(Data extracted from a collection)
********************
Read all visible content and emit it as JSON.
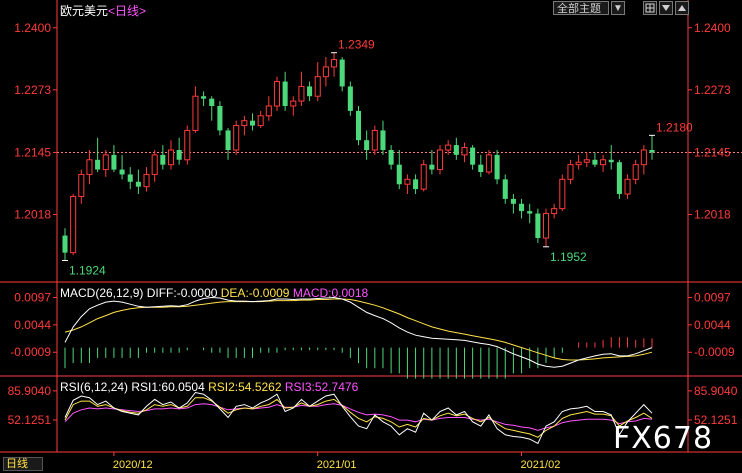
{
  "header": {
    "symbol": "欧元美元",
    "period_label": "<日线>",
    "theme_button": "全部主题",
    "theme_arrow": "▼",
    "button_icons": [
      "grid-icon",
      "arrow-down-icon",
      "arrow-up-icon"
    ]
  },
  "macd": {
    "label": "MACD(26,12,9)",
    "diff_text": "DIFF:-0.0000",
    "dea_text": "DEA:-0.0009",
    "macd_text": "MACD:0.0018",
    "ticks": [
      "0.0097",
      "0.0044",
      "-0.0009"
    ]
  },
  "rsi": {
    "label": "RSI(6,12,24)",
    "rsi1_text": "RSI1:60.0504",
    "rsi2_text": "RSI2:54.5262",
    "rsi3_text": "RSI3:52.7476",
    "ticks": [
      "85.9040",
      "52.1251"
    ]
  },
  "footer": {
    "period_button": "日线"
  },
  "watermark": "FX678",
  "colors": {
    "up": "#ff3b3b",
    "down": "#4cd97b",
    "macd_diff": "#ffffff",
    "macd_dea": "#ffe24a",
    "rsi2": "#ffe24a",
    "rsi3": "#ff55ff",
    "axis": "#ff3b3b"
  },
  "chart_data": {
    "type": "candlestick",
    "y_ticks": [
      "1.2400",
      "1.2273",
      "1.2145",
      "1.2018"
    ],
    "ylim": [
      1.188,
      1.242
    ],
    "reference_line": 1.2145,
    "x_ticks": [
      {
        "index": 6,
        "label": "2020/12"
      },
      {
        "index": 31,
        "label": "2021/01"
      },
      {
        "index": 56,
        "label": "2021/02"
      }
    ],
    "annotations": [
      {
        "index": 33,
        "value": 1.2349,
        "label": "1.2349",
        "color": "up"
      },
      {
        "index": 0,
        "value": 1.1924,
        "label": "1.1924",
        "color": "down"
      },
      {
        "index": 59,
        "value": 1.1952,
        "label": "1.1952",
        "color": "down"
      },
      {
        "index": 72,
        "value": 1.218,
        "label": "1.2180",
        "color": "up"
      }
    ],
    "candles": [
      {
        "o": 1.1975,
        "h": 1.199,
        "l": 1.1924,
        "c": 1.194
      },
      {
        "o": 1.194,
        "h": 1.206,
        "l": 1.1935,
        "c": 1.2055
      },
      {
        "o": 1.2055,
        "h": 1.211,
        "l": 1.204,
        "c": 1.21
      },
      {
        "o": 1.21,
        "h": 1.215,
        "l": 1.208,
        "c": 1.213
      },
      {
        "o": 1.213,
        "h": 1.2175,
        "l": 1.2105,
        "c": 1.211
      },
      {
        "o": 1.211,
        "h": 1.215,
        "l": 1.2095,
        "c": 1.214
      },
      {
        "o": 1.214,
        "h": 1.216,
        "l": 1.2105,
        "c": 1.211
      },
      {
        "o": 1.211,
        "h": 1.214,
        "l": 1.209,
        "c": 1.21
      },
      {
        "o": 1.21,
        "h": 1.2115,
        "l": 1.207,
        "c": 1.2085
      },
      {
        "o": 1.2085,
        "h": 1.211,
        "l": 1.206,
        "c": 1.2075
      },
      {
        "o": 1.2075,
        "h": 1.2115,
        "l": 1.2065,
        "c": 1.21
      },
      {
        "o": 1.21,
        "h": 1.215,
        "l": 1.2085,
        "c": 1.214
      },
      {
        "o": 1.214,
        "h": 1.216,
        "l": 1.211,
        "c": 1.212
      },
      {
        "o": 1.212,
        "h": 1.217,
        "l": 1.211,
        "c": 1.215
      },
      {
        "o": 1.215,
        "h": 1.2175,
        "l": 1.212,
        "c": 1.213
      },
      {
        "o": 1.213,
        "h": 1.22,
        "l": 1.212,
        "c": 1.219
      },
      {
        "o": 1.219,
        "h": 1.228,
        "l": 1.2185,
        "c": 1.226
      },
      {
        "o": 1.226,
        "h": 1.227,
        "l": 1.224,
        "c": 1.2255
      },
      {
        "o": 1.2255,
        "h": 1.226,
        "l": 1.221,
        "c": 1.224
      },
      {
        "o": 1.224,
        "h": 1.225,
        "l": 1.218,
        "c": 1.219
      },
      {
        "o": 1.219,
        "h": 1.2195,
        "l": 1.213,
        "c": 1.215
      },
      {
        "o": 1.215,
        "h": 1.221,
        "l": 1.214,
        "c": 1.22
      },
      {
        "o": 1.22,
        "h": 1.222,
        "l": 1.218,
        "c": 1.221
      },
      {
        "o": 1.221,
        "h": 1.2225,
        "l": 1.219,
        "c": 1.22
      },
      {
        "o": 1.22,
        "h": 1.223,
        "l": 1.2195,
        "c": 1.222
      },
      {
        "o": 1.222,
        "h": 1.226,
        "l": 1.221,
        "c": 1.224
      },
      {
        "o": 1.224,
        "h": 1.23,
        "l": 1.223,
        "c": 1.229
      },
      {
        "o": 1.229,
        "h": 1.231,
        "l": 1.223,
        "c": 1.224
      },
      {
        "o": 1.224,
        "h": 1.226,
        "l": 1.222,
        "c": 1.225
      },
      {
        "o": 1.225,
        "h": 1.231,
        "l": 1.224,
        "c": 1.228
      },
      {
        "o": 1.228,
        "h": 1.229,
        "l": 1.225,
        "c": 1.226
      },
      {
        "o": 1.226,
        "h": 1.233,
        "l": 1.225,
        "c": 1.23
      },
      {
        "o": 1.23,
        "h": 1.234,
        "l": 1.228,
        "c": 1.232
      },
      {
        "o": 1.232,
        "h": 1.2349,
        "l": 1.23,
        "c": 1.2335
      },
      {
        "o": 1.2335,
        "h": 1.234,
        "l": 1.227,
        "c": 1.228
      },
      {
        "o": 1.228,
        "h": 1.229,
        "l": 1.222,
        "c": 1.223
      },
      {
        "o": 1.223,
        "h": 1.224,
        "l": 1.216,
        "c": 1.217
      },
      {
        "o": 1.217,
        "h": 1.219,
        "l": 1.213,
        "c": 1.215
      },
      {
        "o": 1.215,
        "h": 1.22,
        "l": 1.214,
        "c": 1.219
      },
      {
        "o": 1.219,
        "h": 1.221,
        "l": 1.214,
        "c": 1.215
      },
      {
        "o": 1.215,
        "h": 1.216,
        "l": 1.211,
        "c": 1.212
      },
      {
        "o": 1.212,
        "h": 1.215,
        "l": 1.207,
        "c": 1.208
      },
      {
        "o": 1.208,
        "h": 1.21,
        "l": 1.206,
        "c": 1.209
      },
      {
        "o": 1.209,
        "h": 1.21,
        "l": 1.206,
        "c": 1.207
      },
      {
        "o": 1.207,
        "h": 1.213,
        "l": 1.2065,
        "c": 1.212
      },
      {
        "o": 1.212,
        "h": 1.215,
        "l": 1.21,
        "c": 1.211
      },
      {
        "o": 1.211,
        "h": 1.216,
        "l": 1.21,
        "c": 1.215
      },
      {
        "o": 1.215,
        "h": 1.217,
        "l": 1.214,
        "c": 1.216
      },
      {
        "o": 1.216,
        "h": 1.2175,
        "l": 1.213,
        "c": 1.214
      },
      {
        "o": 1.214,
        "h": 1.2165,
        "l": 1.2125,
        "c": 1.2155
      },
      {
        "o": 1.2155,
        "h": 1.216,
        "l": 1.211,
        "c": 1.212
      },
      {
        "o": 1.212,
        "h": 1.214,
        "l": 1.2095,
        "c": 1.2105
      },
      {
        "o": 1.2105,
        "h": 1.215,
        "l": 1.21,
        "c": 1.214
      },
      {
        "o": 1.214,
        "h": 1.215,
        "l": 1.208,
        "c": 1.209
      },
      {
        "o": 1.209,
        "h": 1.21,
        "l": 1.204,
        "c": 1.205
      },
      {
        "o": 1.205,
        "h": 1.206,
        "l": 1.202,
        "c": 1.204
      },
      {
        "o": 1.204,
        "h": 1.205,
        "l": 1.201,
        "c": 1.2025
      },
      {
        "o": 1.2025,
        "h": 1.204,
        "l": 1.2,
        "c": 1.202
      },
      {
        "o": 1.202,
        "h": 1.203,
        "l": 1.196,
        "c": 1.197
      },
      {
        "o": 1.197,
        "h": 1.203,
        "l": 1.1952,
        "c": 1.202
      },
      {
        "o": 1.202,
        "h": 1.204,
        "l": 1.201,
        "c": 1.203
      },
      {
        "o": 1.203,
        "h": 1.21,
        "l": 1.2025,
        "c": 1.209
      },
      {
        "o": 1.209,
        "h": 1.213,
        "l": 1.208,
        "c": 1.212
      },
      {
        "o": 1.212,
        "h": 1.214,
        "l": 1.211,
        "c": 1.2125
      },
      {
        "o": 1.2125,
        "h": 1.2145,
        "l": 1.2115,
        "c": 1.213
      },
      {
        "o": 1.213,
        "h": 1.2145,
        "l": 1.2115,
        "c": 1.212
      },
      {
        "o": 1.212,
        "h": 1.214,
        "l": 1.2105,
        "c": 1.213
      },
      {
        "o": 1.213,
        "h": 1.216,
        "l": 1.211,
        "c": 1.2125
      },
      {
        "o": 1.2125,
        "h": 1.213,
        "l": 1.205,
        "c": 1.206
      },
      {
        "o": 1.206,
        "h": 1.21,
        "l": 1.205,
        "c": 1.209
      },
      {
        "o": 1.209,
        "h": 1.213,
        "l": 1.208,
        "c": 1.212
      },
      {
        "o": 1.212,
        "h": 1.216,
        "l": 1.21,
        "c": 1.215
      },
      {
        "o": 1.215,
        "h": 1.218,
        "l": 1.213,
        "c": 1.2145
      }
    ],
    "macd_values": [
      -0.004,
      -0.003,
      -0.003,
      -0.003,
      -0.002,
      -0.002,
      -0.002,
      -0.002,
      -0.002,
      -0.002,
      -0.001,
      -0.001,
      -0.001,
      -0.001,
      -0.001,
      -0.0005,
      0.0,
      -0.0005,
      -0.001,
      -0.001,
      -0.002,
      -0.002,
      -0.002,
      -0.002,
      -0.001,
      -0.001,
      -0.001,
      -0.0005,
      -0.0005,
      -0.0005,
      -0.0005,
      -0.0005,
      -0.0005,
      -0.0005,
      -0.001,
      -0.002,
      -0.003,
      -0.004,
      -0.004,
      -0.004,
      -0.005,
      -0.005,
      -0.006,
      -0.006,
      -0.006,
      -0.006,
      -0.006,
      -0.006,
      -0.006,
      -0.006,
      -0.006,
      -0.006,
      -0.006,
      -0.006,
      -0.006,
      -0.005,
      -0.005,
      -0.004,
      -0.004,
      -0.003,
      -0.002,
      -0.001,
      0.0,
      0.001,
      0.001,
      0.001,
      0.0015,
      0.002,
      0.002,
      0.002,
      0.0015,
      0.0018,
      0.0018
    ],
    "macd_diff": [
      0.001,
      0.004,
      0.006,
      0.0075,
      0.0082,
      0.0088,
      0.009,
      0.0088,
      0.0084,
      0.008,
      0.0078,
      0.0079,
      0.008,
      0.0081,
      0.008,
      0.0083,
      0.009,
      0.0095,
      0.0097,
      0.0096,
      0.0092,
      0.009,
      0.009,
      0.0089,
      0.009,
      0.0091,
      0.0094,
      0.0094,
      0.0093,
      0.0094,
      0.0094,
      0.0095,
      0.0096,
      0.0097,
      0.0094,
      0.0088,
      0.0078,
      0.0068,
      0.0062,
      0.0056,
      0.0048,
      0.0038,
      0.003,
      0.0024,
      0.0021,
      0.0018,
      0.0017,
      0.0016,
      0.0015,
      0.0014,
      0.0011,
      0.0008,
      0.0006,
      0.0002,
      -0.0005,
      -0.0012,
      -0.0018,
      -0.0024,
      -0.0032,
      -0.0036,
      -0.0038,
      -0.0036,
      -0.003,
      -0.0024,
      -0.002,
      -0.0016,
      -0.0013,
      -0.0012,
      -0.0016,
      -0.0016,
      -0.0012,
      -0.0006,
      0.0
    ],
    "macd_dea": [
      0.003,
      0.0034,
      0.004,
      0.0048,
      0.0056,
      0.0062,
      0.0068,
      0.0072,
      0.0075,
      0.0077,
      0.0078,
      0.0078,
      0.0078,
      0.0079,
      0.0079,
      0.008,
      0.0082,
      0.0084,
      0.0086,
      0.0088,
      0.0089,
      0.0089,
      0.0089,
      0.0089,
      0.0089,
      0.009,
      0.0091,
      0.0091,
      0.0091,
      0.0092,
      0.0092,
      0.0093,
      0.0093,
      0.0094,
      0.0094,
      0.0093,
      0.009,
      0.0086,
      0.0082,
      0.0077,
      0.0071,
      0.0065,
      0.0058,
      0.0052,
      0.0046,
      0.004,
      0.0036,
      0.0032,
      0.0029,
      0.0026,
      0.0023,
      0.002,
      0.0017,
      0.0014,
      0.001,
      0.0005,
      0.0,
      -0.0005,
      -0.001,
      -0.0015,
      -0.002,
      -0.0023,
      -0.0024,
      -0.0024,
      -0.0023,
      -0.0022,
      -0.002,
      -0.0019,
      -0.0018,
      -0.0017,
      -0.0016,
      -0.0013,
      -0.0009
    ],
    "rsi1": [
      55,
      75,
      80,
      78,
      70,
      74,
      66,
      62,
      60,
      58,
      68,
      76,
      70,
      73,
      66,
      72,
      84,
      82,
      75,
      65,
      55,
      68,
      70,
      66,
      72,
      76,
      82,
      62,
      66,
      76,
      68,
      74,
      80,
      82,
      68,
      56,
      45,
      42,
      58,
      50,
      45,
      35,
      42,
      38,
      60,
      52,
      62,
      66,
      58,
      62,
      50,
      45,
      58,
      42,
      35,
      33,
      32,
      30,
      25,
      45,
      50,
      62,
      65,
      66,
      68,
      62,
      62,
      58,
      35,
      50,
      60,
      70,
      60
    ],
    "rsi2": [
      52,
      70,
      74,
      74,
      68,
      70,
      66,
      63,
      61,
      60,
      64,
      70,
      68,
      70,
      66,
      68,
      78,
      78,
      74,
      67,
      60,
      64,
      66,
      65,
      68,
      70,
      76,
      66,
      67,
      72,
      68,
      70,
      74,
      76,
      69,
      61,
      54,
      50,
      56,
      54,
      50,
      44,
      47,
      44,
      54,
      52,
      57,
      60,
      57,
      59,
      54,
      50,
      55,
      48,
      42,
      40,
      38,
      36,
      32,
      40,
      45,
      54,
      58,
      60,
      62,
      59,
      59,
      57,
      45,
      51,
      55,
      60,
      54
    ],
    "rsi3": [
      50,
      60,
      64,
      66,
      65,
      66,
      65,
      64,
      63,
      62,
      63,
      65,
      65,
      66,
      65,
      66,
      70,
      71,
      70,
      67,
      64,
      65,
      66,
      65,
      66,
      67,
      70,
      67,
      67,
      69,
      68,
      68,
      70,
      71,
      69,
      65,
      61,
      58,
      59,
      58,
      56,
      52,
      52,
      50,
      53,
      52,
      54,
      55,
      55,
      55,
      53,
      52,
      53,
      50,
      47,
      46,
      44,
      43,
      40,
      43,
      45,
      49,
      51,
      52,
      53,
      53,
      53,
      52,
      48,
      50,
      51,
      54,
      53
    ]
  }
}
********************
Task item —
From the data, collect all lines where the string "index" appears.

Task output —
        "index": 6,
        "index": 31,
        "index": 56,
        "index": 33,
        "index": 0,
        "index": 59,
        "index": 72,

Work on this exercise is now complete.